Back in August I was commissioned by Exhibitor magazine to create a full-page illustration for an article titled 'Four Critical Factors That Affect Graphic Costs'. The brief was to create a main sign design with the title and then other smaller signs around it. The references were based on work I've done before so I was pretty comfortable with this project.
I started this project the same way I start all the projects: with paper and a pencil. It is the best way to let your ideas flow. I came across this layout for the main sign that I really liked.
Now that I had the sketch for the main part of the illustration what I had to do was to draw the other 7 signs around it. I tried to play with different shapes and lettering styles for each one. It was a bit of a challenge to fit everything on the limited space so this part of the process was based on trial and error.
Ok, now the sketch is done and approved. How the heck do I turn this into the final illustration? There are a couple of ways you can do that.
Even though this was going to be a digital Illustration, I really wanted to keep that hand drawn look so what I did was to hand draw all the shapes I would need to build the sign later in Photoshop. You can also make this using vector software like Illustrator but that would look too digital which wasn’t the vibe I was going for.
With all my elements already drawn I was ready to move to the computer, I scanned my pages and Imported them Into Photoshop.
I really enjoy working in black and white first. ft helps me focus on the shapes and the composition instead of the colours.
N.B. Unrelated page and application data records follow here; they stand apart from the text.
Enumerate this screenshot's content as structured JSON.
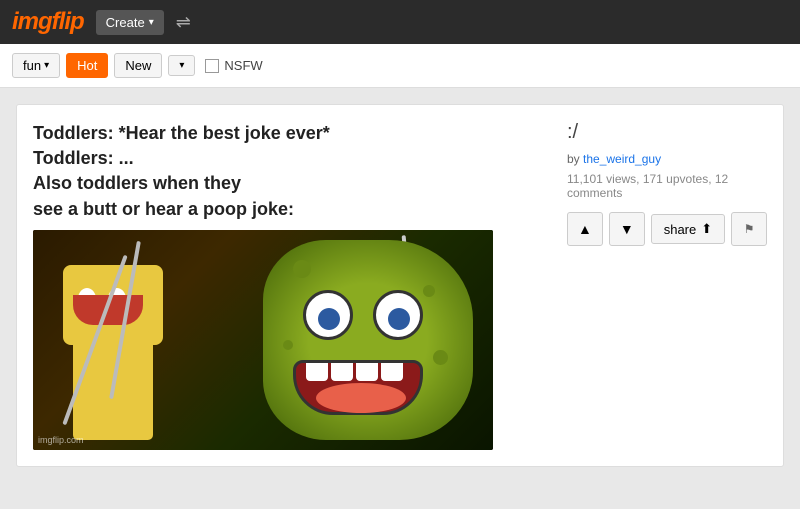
{
  "header": {
    "logo_text": "img",
    "logo_italic": "flip",
    "create_label": "Create",
    "shuffle_symbol": "⇌"
  },
  "filter_bar": {
    "fun_label": "fun",
    "hot_label": "Hot",
    "new_label": "New",
    "nsfw_label": "NSFW"
  },
  "meme": {
    "title": "Toddlers: *Hear the best joke ever*\nToddlers: ...\n    Also toddlers when they\nsee a butt or hear a poop joke:",
    "caption": ":/",
    "author": "the_weird_guy",
    "views": "11,101 views",
    "upvotes": "171 upvotes",
    "comments": "12 comments",
    "stats_text": "11,101 views, 171 upvotes, 12 comments",
    "share_label": "share",
    "watermark": "imgflip.com",
    "upvote_symbol": "▲",
    "downvote_symbol": "▼",
    "flag_symbol": "⚑"
  }
}
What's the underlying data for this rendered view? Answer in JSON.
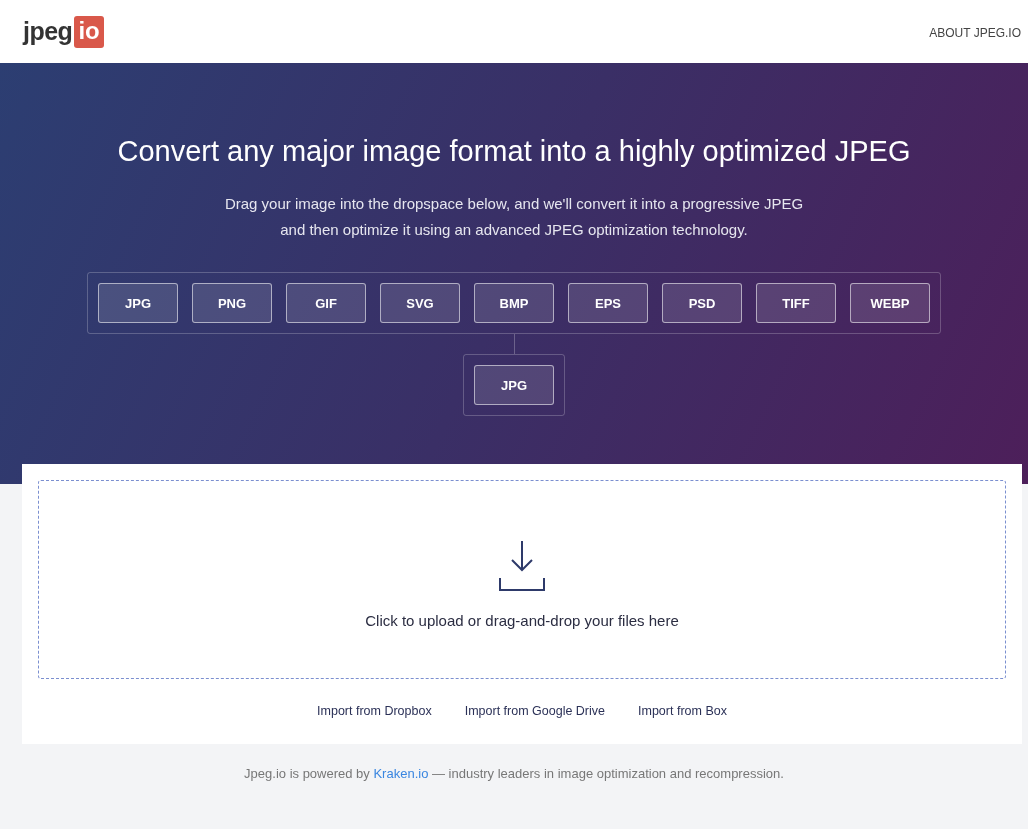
{
  "header": {
    "logo": {
      "text": "jpeg",
      "badge": "io"
    },
    "nav": [
      "ABOUT JPEG.IO"
    ]
  },
  "hero": {
    "title": "Convert any major image format into a highly optimized JPEG",
    "subtitle_lines": [
      "Drag your image into the dropspace below, and we'll convert it into a progressive JPEG",
      "and then optimize it using an advanced JPEG optimization technology."
    ],
    "input_formats": [
      "JPG",
      "PNG",
      "GIF",
      "SVG",
      "BMP",
      "EPS",
      "PSD",
      "TIFF",
      "WEBP"
    ],
    "output_format": "JPG"
  },
  "dropzone": {
    "label": "Click to upload or drag-and-drop your files here"
  },
  "imports": [
    "Import from Dropbox",
    "Import from Google Drive",
    "Import from Box"
  ],
  "footer": {
    "before": "Jpeg.io is powered by",
    "link": "Kraken.io",
    "after": "— industry leaders in image optimization and recompression."
  }
}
It’s a bit hard to explain what I did here but basically I filled the shapes and added dimension to them. I like to use expand and contract (select-modify) with my selections in Photoshop - you can do a lot with just a simple line selection.
I repeated the same process for all the other signs. It was really time consuming and it took a lot of patience but I enjoyed every second of it.
One of my favourite parts of the design process is to add color. I wanted this illustration to be colourful and inviting, but that doesn’t mean you should splash all the colours you can think of. I limited myself to use only 4 main colours (red, yellow and two shades of blue). The more you have the harder it will be to match them.
I also didn’t want the signs to look flat so I added texture to them. I like to use a simple brush with circles and with the scatter and spacing option activated. That is also a great way to add more contrast to the shadows.
The final file had 314 layers and my computer close to melting but I had a blast working on this piece! There are so many ways you can work and that’s what I love about peeking at other people’s process. There are always shortcuts and tips you can learn from other people and I hope this added some value to you! Thank you for reading :)